> _EXERCISE REQUIREMENTS_: In the listing below, how many lines carry the word "server"? Reply with only the number.

> _SOURCE RECORDS_:
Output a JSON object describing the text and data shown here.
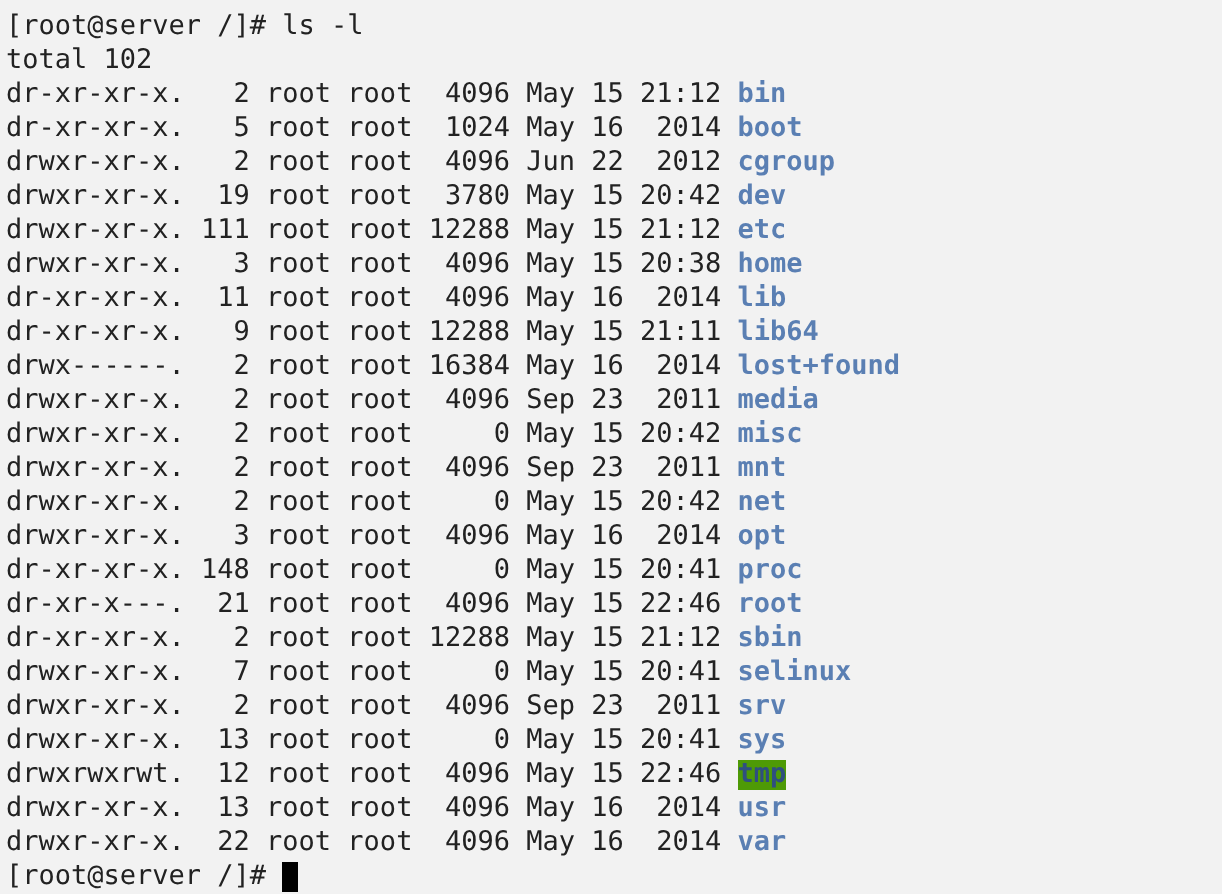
{
  "terminal": {
    "command_line": {
      "prompt": "[root@server /]#",
      "command": "ls -l"
    },
    "total": "total 102",
    "entries": [
      {
        "details": "dr-xr-xr-x.   2 root root  4096 May 15 21:12",
        "name": "bin",
        "highlighted": false
      },
      {
        "details": "dr-xr-xr-x.   5 root root  1024 May 16  2014",
        "name": "boot",
        "highlighted": false
      },
      {
        "details": "drwxr-xr-x.   2 root root  4096 Jun 22  2012",
        "name": "cgroup",
        "highlighted": false
      },
      {
        "details": "drwxr-xr-x.  19 root root  3780 May 15 20:42",
        "name": "dev",
        "highlighted": false
      },
      {
        "details": "drwxr-xr-x. 111 root root 12288 May 15 21:12",
        "name": "etc",
        "highlighted": false
      },
      {
        "details": "drwxr-xr-x.   3 root root  4096 May 15 20:38",
        "name": "home",
        "highlighted": false
      },
      {
        "details": "dr-xr-xr-x.  11 root root  4096 May 16  2014",
        "name": "lib",
        "highlighted": false
      },
      {
        "details": "dr-xr-xr-x.   9 root root 12288 May 15 21:11",
        "name": "lib64",
        "highlighted": false
      },
      {
        "details": "drwx------.   2 root root 16384 May 16  2014",
        "name": "lost+found",
        "highlighted": false
      },
      {
        "details": "drwxr-xr-x.   2 root root  4096 Sep 23  2011",
        "name": "media",
        "highlighted": false
      },
      {
        "details": "drwxr-xr-x.   2 root root     0 May 15 20:42",
        "name": "misc",
        "highlighted": false
      },
      {
        "details": "drwxr-xr-x.   2 root root  4096 Sep 23  2011",
        "name": "mnt",
        "highlighted": false
      },
      {
        "details": "drwxr-xr-x.   2 root root     0 May 15 20:42",
        "name": "net",
        "highlighted": false
      },
      {
        "details": "drwxr-xr-x.   3 root root  4096 May 16  2014",
        "name": "opt",
        "highlighted": false
      },
      {
        "details": "dr-xr-xr-x. 148 root root     0 May 15 20:41",
        "name": "proc",
        "highlighted": false
      },
      {
        "details": "dr-xr-x---.  21 root root  4096 May 15 22:46",
        "name": "root",
        "highlighted": false
      },
      {
        "details": "dr-xr-xr-x.   2 root root 12288 May 15 21:12",
        "name": "sbin",
        "highlighted": false
      },
      {
        "details": "drwxr-xr-x.   7 root root     0 May 15 20:41",
        "name": "selinux",
        "highlighted": false
      },
      {
        "details": "drwxr-xr-x.   2 root root  4096 Sep 23  2011",
        "name": "srv",
        "highlighted": false
      },
      {
        "details": "drwxr-xr-x.  13 root root     0 May 15 20:41",
        "name": "sys",
        "highlighted": false
      },
      {
        "details": "drwxrwxrwt.  12 root root  4096 May 15 22:46",
        "name": "tmp",
        "highlighted": true
      },
      {
        "details": "drwxr-xr-x.  13 root root  4096 May 16  2014",
        "name": "usr",
        "highlighted": false
      },
      {
        "details": "drwxr-xr-x.  22 root root  4096 May 16  2014",
        "name": "var",
        "highlighted": false
      }
    ],
    "prompt_line": {
      "prompt": "[root@server /]#"
    }
  }
}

> _TASK RESULT_: 2